Exercise details
Every line below that contains "image" is to be copied.

Records shown
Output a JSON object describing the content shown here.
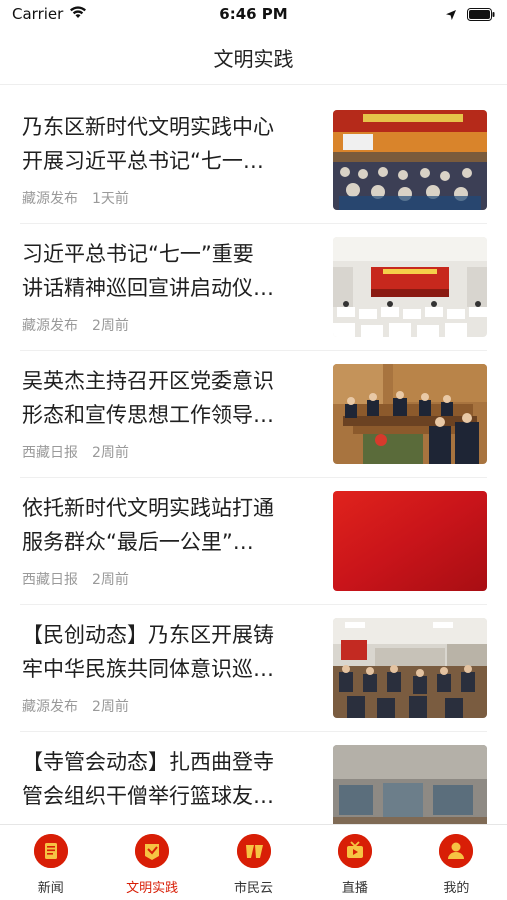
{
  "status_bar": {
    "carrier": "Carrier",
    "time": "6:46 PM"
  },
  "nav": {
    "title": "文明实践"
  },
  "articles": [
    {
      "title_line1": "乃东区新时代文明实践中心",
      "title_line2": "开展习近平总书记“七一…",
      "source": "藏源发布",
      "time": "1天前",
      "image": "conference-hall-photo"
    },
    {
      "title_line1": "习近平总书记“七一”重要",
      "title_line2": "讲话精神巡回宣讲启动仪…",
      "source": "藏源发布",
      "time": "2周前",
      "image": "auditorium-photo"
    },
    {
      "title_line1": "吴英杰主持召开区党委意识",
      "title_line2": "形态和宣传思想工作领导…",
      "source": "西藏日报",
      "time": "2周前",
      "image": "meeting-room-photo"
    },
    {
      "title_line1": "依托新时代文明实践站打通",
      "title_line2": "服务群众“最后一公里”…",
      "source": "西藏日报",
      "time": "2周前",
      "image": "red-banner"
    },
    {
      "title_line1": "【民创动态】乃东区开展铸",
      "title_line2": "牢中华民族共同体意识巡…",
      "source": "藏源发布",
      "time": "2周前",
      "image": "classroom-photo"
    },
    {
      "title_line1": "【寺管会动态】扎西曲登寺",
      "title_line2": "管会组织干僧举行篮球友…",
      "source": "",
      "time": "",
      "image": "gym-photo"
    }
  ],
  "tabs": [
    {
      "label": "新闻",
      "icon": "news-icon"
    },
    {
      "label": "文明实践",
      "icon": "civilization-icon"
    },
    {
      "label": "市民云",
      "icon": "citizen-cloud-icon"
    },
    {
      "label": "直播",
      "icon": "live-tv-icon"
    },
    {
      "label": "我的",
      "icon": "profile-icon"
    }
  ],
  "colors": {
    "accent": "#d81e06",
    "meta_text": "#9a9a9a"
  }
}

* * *

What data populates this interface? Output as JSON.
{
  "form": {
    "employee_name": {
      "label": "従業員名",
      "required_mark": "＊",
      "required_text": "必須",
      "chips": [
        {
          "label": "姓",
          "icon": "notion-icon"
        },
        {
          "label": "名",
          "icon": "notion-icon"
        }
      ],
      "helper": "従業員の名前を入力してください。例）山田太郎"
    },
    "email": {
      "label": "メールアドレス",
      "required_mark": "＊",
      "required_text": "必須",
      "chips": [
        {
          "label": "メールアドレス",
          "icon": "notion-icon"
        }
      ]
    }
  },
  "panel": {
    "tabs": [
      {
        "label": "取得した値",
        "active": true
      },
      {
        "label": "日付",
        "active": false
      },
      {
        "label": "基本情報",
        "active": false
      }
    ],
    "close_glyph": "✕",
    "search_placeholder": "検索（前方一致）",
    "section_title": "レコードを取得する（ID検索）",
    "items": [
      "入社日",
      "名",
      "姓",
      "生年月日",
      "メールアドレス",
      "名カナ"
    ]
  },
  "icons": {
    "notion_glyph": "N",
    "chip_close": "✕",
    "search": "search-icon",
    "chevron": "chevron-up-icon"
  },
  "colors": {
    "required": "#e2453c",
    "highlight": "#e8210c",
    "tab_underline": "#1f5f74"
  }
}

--

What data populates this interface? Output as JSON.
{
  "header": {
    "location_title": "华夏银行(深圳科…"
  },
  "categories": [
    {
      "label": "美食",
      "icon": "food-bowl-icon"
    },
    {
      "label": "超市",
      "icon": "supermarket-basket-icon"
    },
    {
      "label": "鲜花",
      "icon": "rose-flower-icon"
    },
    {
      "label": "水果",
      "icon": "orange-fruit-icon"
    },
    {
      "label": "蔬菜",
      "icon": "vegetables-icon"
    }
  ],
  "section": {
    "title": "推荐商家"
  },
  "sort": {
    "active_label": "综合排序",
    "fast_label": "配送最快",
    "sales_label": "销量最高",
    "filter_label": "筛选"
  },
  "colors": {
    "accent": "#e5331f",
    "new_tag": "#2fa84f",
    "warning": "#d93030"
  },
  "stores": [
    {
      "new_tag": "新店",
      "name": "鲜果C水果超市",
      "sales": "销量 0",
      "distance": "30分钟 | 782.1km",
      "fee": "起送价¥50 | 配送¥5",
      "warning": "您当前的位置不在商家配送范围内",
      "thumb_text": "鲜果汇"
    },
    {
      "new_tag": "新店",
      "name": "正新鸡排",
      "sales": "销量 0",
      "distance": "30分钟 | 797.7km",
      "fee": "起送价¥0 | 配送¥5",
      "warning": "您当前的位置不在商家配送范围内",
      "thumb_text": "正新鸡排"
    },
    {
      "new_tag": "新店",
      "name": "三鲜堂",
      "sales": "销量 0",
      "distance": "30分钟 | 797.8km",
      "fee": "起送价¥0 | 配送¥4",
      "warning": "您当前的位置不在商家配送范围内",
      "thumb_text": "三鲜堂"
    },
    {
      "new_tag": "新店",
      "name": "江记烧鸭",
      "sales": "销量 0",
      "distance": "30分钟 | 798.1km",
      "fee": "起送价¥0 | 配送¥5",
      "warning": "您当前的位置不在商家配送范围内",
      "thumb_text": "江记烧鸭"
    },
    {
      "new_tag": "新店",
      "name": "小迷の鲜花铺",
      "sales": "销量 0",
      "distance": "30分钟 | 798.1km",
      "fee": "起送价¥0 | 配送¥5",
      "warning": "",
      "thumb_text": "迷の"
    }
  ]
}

Your response
      "image": "conference-hall-photo"
      "image": "auditorium-photo"
      "image": "meeting-room-photo"
      "image": "red-banner"
      "image": "classroom-photo"
      "image": "gym-photo"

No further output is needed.